facebook rss twitter

Review: Lenovo Legion 5

by Parm Mann on 24 June 2021, 14:01

Tags: Lenovo (HKG:0992), AMD (NYSE:AMD), NVIDIA (NASDAQ:NVDA)

Quick Link: HEXUS.net/qaeqqx

Add to My Vault: x

Introduction

Lenovo's gaming laptops are on a hot streak. We recently deemed the award-winning Legion 5 Pro a stand-out choice at the £1,500 price point, yet if your budget doesn't extend quite that far, you might be wondering whether or not the regular Legion 5 is a worthwhile alternative.

There's certainly more choice in the non-Pro variant, as Lenovo already offers AMD 5000-series processors in the popular 15in format, with 17in models expected to follow in the near future. Drilling into the 15in range reveals that pricing starts at just £1,000 with the laptop outfitted with a Ryzen 7 5800H processor, 8GB of memory and dedicated GeForce RTX 3060 Laptop graphics.

Our review unit is a little more meaty in the specification department and aligns almost perfectly with the comparison Legion 5 Pro. That means the same eight-core AMD Ryzen 7 5800H processor, 16GB of dual-channel DDR4-3200 memory and a potent Nvidia GeForce RTX 3070 Laptop GPU.

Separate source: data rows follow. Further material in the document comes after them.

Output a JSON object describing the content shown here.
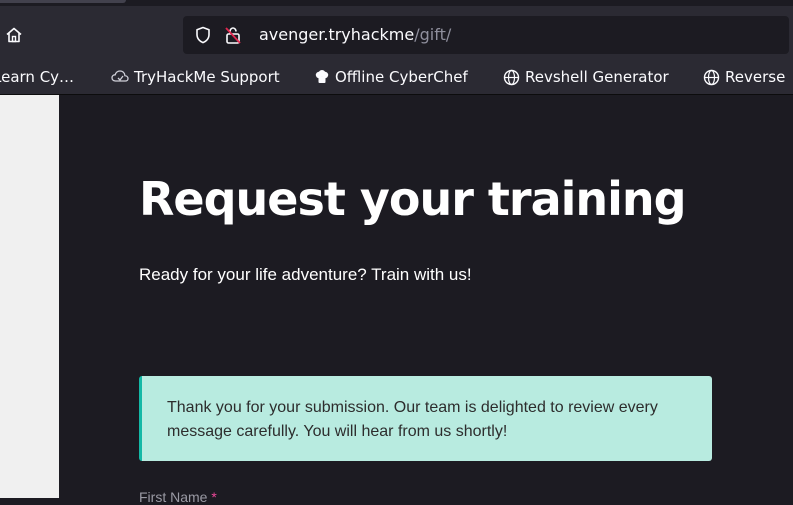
{
  "browser": {
    "url_host": "avenger.tryhackme",
    "url_path": "/gift/",
    "bookmarks": [
      {
        "label": "Learn Cy…",
        "icon": "tryhackme-icon"
      },
      {
        "label": "TryHackMe Support",
        "icon": "support-cloud-icon"
      },
      {
        "label": "Offline CyberChef",
        "icon": "chef-hat-icon"
      },
      {
        "label": "Revshell Generator",
        "icon": "globe-icon"
      },
      {
        "label": "Reverse",
        "icon": "globe-icon"
      }
    ]
  },
  "page": {
    "title": "Request your training",
    "subtitle": "Ready for your life adventure? Train with us!",
    "alert": {
      "message": "Thank you for your submission. Our team is delighted to review every message carefully. You will hear from us shortly!",
      "background": "#b8ebe0",
      "accent": "#14b8a6"
    },
    "form": {
      "first_name_label": "First Name",
      "required_marker": "*"
    }
  }
}
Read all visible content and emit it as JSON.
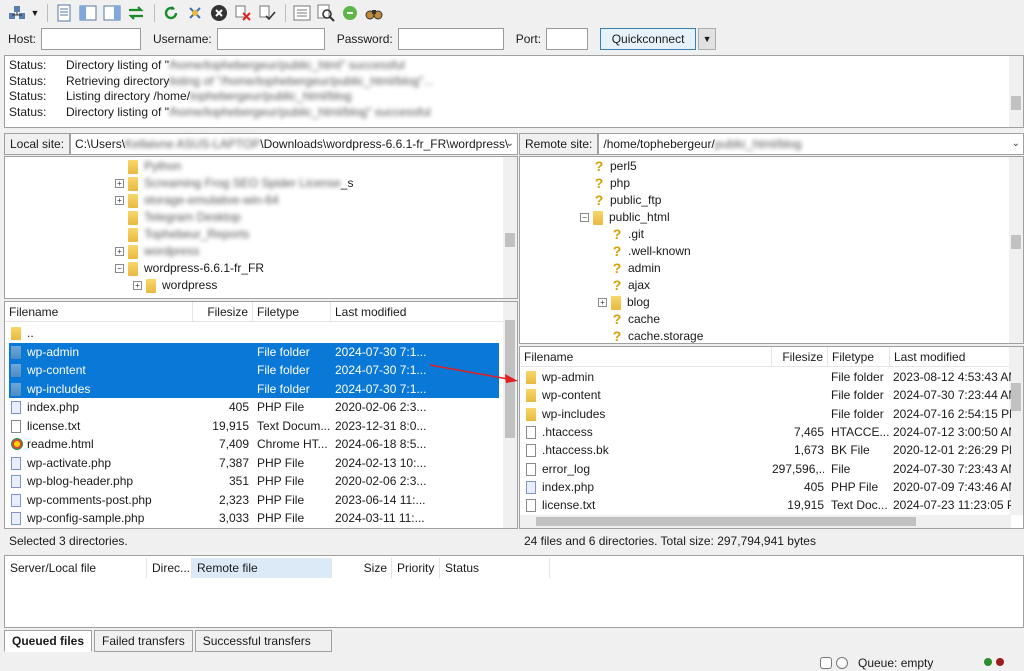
{
  "quickconnect": {
    "host_label": "Host:",
    "username_label": "Username:",
    "password_label": "Password:",
    "port_label": "Port:",
    "button_label": "Quickconnect"
  },
  "log": [
    {
      "key": "Status:",
      "text": "Directory listing of \"",
      "blurred": "/home/tophebergeur/public_html\" successful"
    },
    {
      "key": "Status:",
      "text": "Retrieving directory",
      "blurred": "listing of \"/home/tophebergeur/public_html/blog\"..."
    },
    {
      "key": "Status:",
      "text": "Listing directory /home/",
      "blurred": "tophebergeur/public_html/blog"
    },
    {
      "key": "Status:",
      "text": "Directory listing of \"",
      "blurred": "/home/tophebergeur/public_html/blog\" successful"
    }
  ],
  "local": {
    "site_label": "Local site:",
    "path_prefix": "C:\\Users\\",
    "path_blur": "Kellaivne ASUS-LAPTOP",
    "path_suffix": "\\Downloads\\wordpress-6.6.1-fr_FR\\wordpress\\",
    "tree": [
      {
        "label": "Python",
        "blurred": true,
        "expander": false,
        "indent": 0
      },
      {
        "label": "Screaming Frog SEO Spider License _s",
        "blurred_part": "Screaming Frog SEO Spider License",
        "tail": " _s",
        "expander": true,
        "indent": 0
      },
      {
        "label": "storage-emulative-win-64",
        "blurred": true,
        "expander": true,
        "indent": 0
      },
      {
        "label": "Telegram Desktop",
        "blurred": true,
        "expander": false,
        "indent": 0
      },
      {
        "label": "Tophebeur_Reports",
        "blurred": true,
        "expander": false,
        "indent": 0
      },
      {
        "label": "wordpress",
        "blurred": true,
        "expander": true,
        "indent": 0
      },
      {
        "label": "wordpress-6.6.1-fr_FR",
        "blurred": false,
        "expander": true,
        "expander_sign": "−",
        "indent": 0
      },
      {
        "label": "wordpress",
        "blurred": false,
        "expander": true,
        "indent": 1
      }
    ],
    "columns": [
      "Filename",
      "Filesize",
      "Filetype",
      "Last modified"
    ],
    "files": [
      {
        "name": "..",
        "size": "",
        "type": "",
        "modified": "",
        "icon": "folder",
        "selected": false
      },
      {
        "name": "wp-admin",
        "size": "",
        "type": "File folder",
        "modified": "2024-07-30 7:1...",
        "icon": "folder",
        "selected": true
      },
      {
        "name": "wp-content",
        "size": "",
        "type": "File folder",
        "modified": "2024-07-30 7:1...",
        "icon": "folder",
        "selected": true
      },
      {
        "name": "wp-includes",
        "size": "",
        "type": "File folder",
        "modified": "2024-07-30 7:1...",
        "icon": "folder",
        "selected": true
      },
      {
        "name": "index.php",
        "size": "405",
        "type": "PHP File",
        "modified": "2020-02-06 2:3...",
        "icon": "php",
        "selected": false
      },
      {
        "name": "license.txt",
        "size": "19,915",
        "type": "Text Docum...",
        "modified": "2023-12-31 8:0...",
        "icon": "txt",
        "selected": false
      },
      {
        "name": "readme.html",
        "size": "7,409",
        "type": "Chrome HT...",
        "modified": "2024-06-18 8:5...",
        "icon": "html",
        "selected": false
      },
      {
        "name": "wp-activate.php",
        "size": "7,387",
        "type": "PHP File",
        "modified": "2024-02-13 10:...",
        "icon": "php",
        "selected": false
      },
      {
        "name": "wp-blog-header.php",
        "size": "351",
        "type": "PHP File",
        "modified": "2020-02-06 2:3...",
        "icon": "php",
        "selected": false
      },
      {
        "name": "wp-comments-post.php",
        "size": "2,323",
        "type": "PHP File",
        "modified": "2023-06-14 11:...",
        "icon": "php",
        "selected": false
      },
      {
        "name": "wp-config-sample.php",
        "size": "3,033",
        "type": "PHP File",
        "modified": "2024-03-11 11:...",
        "icon": "php",
        "selected": false
      }
    ],
    "status": "Selected 3 directories."
  },
  "remote": {
    "site_label": "Remote site:",
    "path_prefix": "/home/tophebergeur/",
    "path_blur": "public_html/blog",
    "tree": [
      {
        "label": "perl5",
        "icon": "q",
        "indent": 0,
        "expander": false
      },
      {
        "label": "php",
        "icon": "q",
        "indent": 0,
        "expander": false
      },
      {
        "label": "public_ftp",
        "icon": "q",
        "indent": 0,
        "expander": false
      },
      {
        "label": "public_html",
        "icon": "folder",
        "indent": 0,
        "expander": true,
        "expander_sign": "−"
      },
      {
        "label": ".git",
        "icon": "q",
        "indent": 1,
        "expander": false
      },
      {
        "label": ".well-known",
        "icon": "q",
        "indent": 1,
        "expander": false
      },
      {
        "label": "admin",
        "icon": "q",
        "indent": 1,
        "expander": false
      },
      {
        "label": "ajax",
        "icon": "q",
        "indent": 1,
        "expander": false
      },
      {
        "label": "blog",
        "icon": "folder",
        "indent": 1,
        "expander": true
      },
      {
        "label": "cache",
        "icon": "q",
        "indent": 1,
        "expander": false
      },
      {
        "label": "cache.storage",
        "icon": "q",
        "indent": 1,
        "expander": false
      }
    ],
    "columns": [
      "Filename",
      "Filesize",
      "Filetype",
      "Last modified"
    ],
    "files": [
      {
        "name": "wp-admin",
        "size": "",
        "type": "File folder",
        "modified": "2023-08-12 4:53:43 AM",
        "icon": "folder"
      },
      {
        "name": "wp-content",
        "size": "",
        "type": "File folder",
        "modified": "2024-07-30 7:23:44 AM",
        "icon": "folder"
      },
      {
        "name": "wp-includes",
        "size": "",
        "type": "File folder",
        "modified": "2024-07-16 2:54:15 PM",
        "icon": "folder"
      },
      {
        "name": ".htaccess",
        "size": "7,465",
        "type": "HTACCE...",
        "modified": "2024-07-12 3:00:50 AM",
        "icon": "txt"
      },
      {
        "name": ".htaccess.bk",
        "size": "1,673",
        "type": "BK File",
        "modified": "2020-12-01 2:26:29 PM",
        "icon": "txt"
      },
      {
        "name": "error_log",
        "size": "297,596,...",
        "type": "File",
        "modified": "2024-07-30 7:23:43 AM",
        "icon": "txt"
      },
      {
        "name": "index.php",
        "size": "405",
        "type": "PHP File",
        "modified": "2020-07-09 7:43:46 AM",
        "icon": "php"
      },
      {
        "name": "license.txt",
        "size": "19,915",
        "type": "Text Doc...",
        "modified": "2024-07-23 11:23:05 PM",
        "icon": "txt"
      }
    ],
    "status": "24 files and 6 directories. Total size: 297,794,941 bytes"
  },
  "queue": {
    "columns": [
      "Server/Local file",
      "Direc...",
      "Remote file",
      "Size",
      "Priority",
      "Status"
    ]
  },
  "tabs": [
    "Queued files",
    "Failed transfers",
    "Successful transfers"
  ],
  "footer": {
    "queue_text": "Queue: empty"
  },
  "colors": {
    "selection": "#0a78d7",
    "arrow": "#e02020"
  }
}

Such specs lift pricing to £1,300, but that's still a £200 saving over the Pro, so what sets the two models apart? Dimensions are similar at 363mm x 261mm x 25.8mm and Legion 5 remains a hefty unit at 2.4kg, but overall build quality isn't quite as robust. Everything still feels well-knitted together and the lid opens effortlessly with one hand, but the Pro does exhibit less flex, particularly in the display lid, comprises more metal throughout its construction, and features upgraded hinges that do a better job of minimising unwanted wobble.

On the flip side, there's an argument to be had over which is the better-looking laptop. We're quite keen on the Pro's 'storm grey' paintwork and impressive screen-to-body ratio, yet the Legion 5's 'phantom blue' is attractive in its own right and equally adept at keeping fingerprints at bay. Better yet, we prefer the understated Legion badge on the lid; it's more subtle than the large backlit logo on the Pro, giving the laptop a sleeker, business-like aesthetic.

They're both attractive pieces of kit, but it is in the display department that the Legion 5 and Legion 5 Pro diverge. A key attraction of the latter is a 16in WQXGA Dolby Vision display that is nothing short of excellent. The taller aspect ratio, slim bezels and high brightness make it a thoroughly enjoyable panel deserving of the Pro designation, and in contrast, the Legion 5's 15.6in FHD offering isn't anywhere near as spectacular.

That isn't to say the 1080p IPS panel isn't satisfying, mind you. On the contrary, brightness is decent, out-the-box colour accuracy is excellent, and much like the 16in Pro, there's G-Sync support at up to 165Hz, making it a fine choice for silky, tear-free gaming at the native resolution. Gamers will find plenty to appreciate, however I'm personally a big proponent of taller aspect ratios, and if you're after a laptop for both work and play, the 16in Pro is a worthwhile upgrade for the extra £200.

Outside of the display there are a couple of other subtle tweaks to be aware of. Comparing these specific RTX 3070 models reveals the Pro laptop has double the storage - 1TB vs. 512GB - as well as a 20 per cent larger trackpad, and though both ship with the same Nvidia GPU, maximum TGP is set to 130W for the regular model and 140W for the Pro. Don't expect dramatic shifts in gaming performance, but that little bit of extra headroom is worth knowing about if every last drop is important.

Elsewhere, it's the same package we've come to know and appreciate. That means a TrueStrike keyboard that's arguably the best we've seen on a gaming laptop, acceptable stereo speakers, a basic 720p webcam and comprehensive connectivity. In addition to Wi-Fi 6, there's USB 3.2 Gen 2 Type-C and a combination audio jack on the laptop's left, plus USB 3.2 Gen 1 Type-A and a camera shutter switch on the right. Around back is a tidy arrangement of Gigabit Ethernet, USB 3.2 Gen 2 Type-C with DisplayPort, three more USB 3.2 Gen 1 Type-A, HDMI output and a connector for the large 300W external power supply.

While the Pro has a handful of useful upgrades, our first impression is that the regular Legion 5 still packs a lot of firepower at the £1,300 price point. Let's see if performance is where it ought to be, and whether or not the 1080p display can improve on the Pro's disappointing battery life.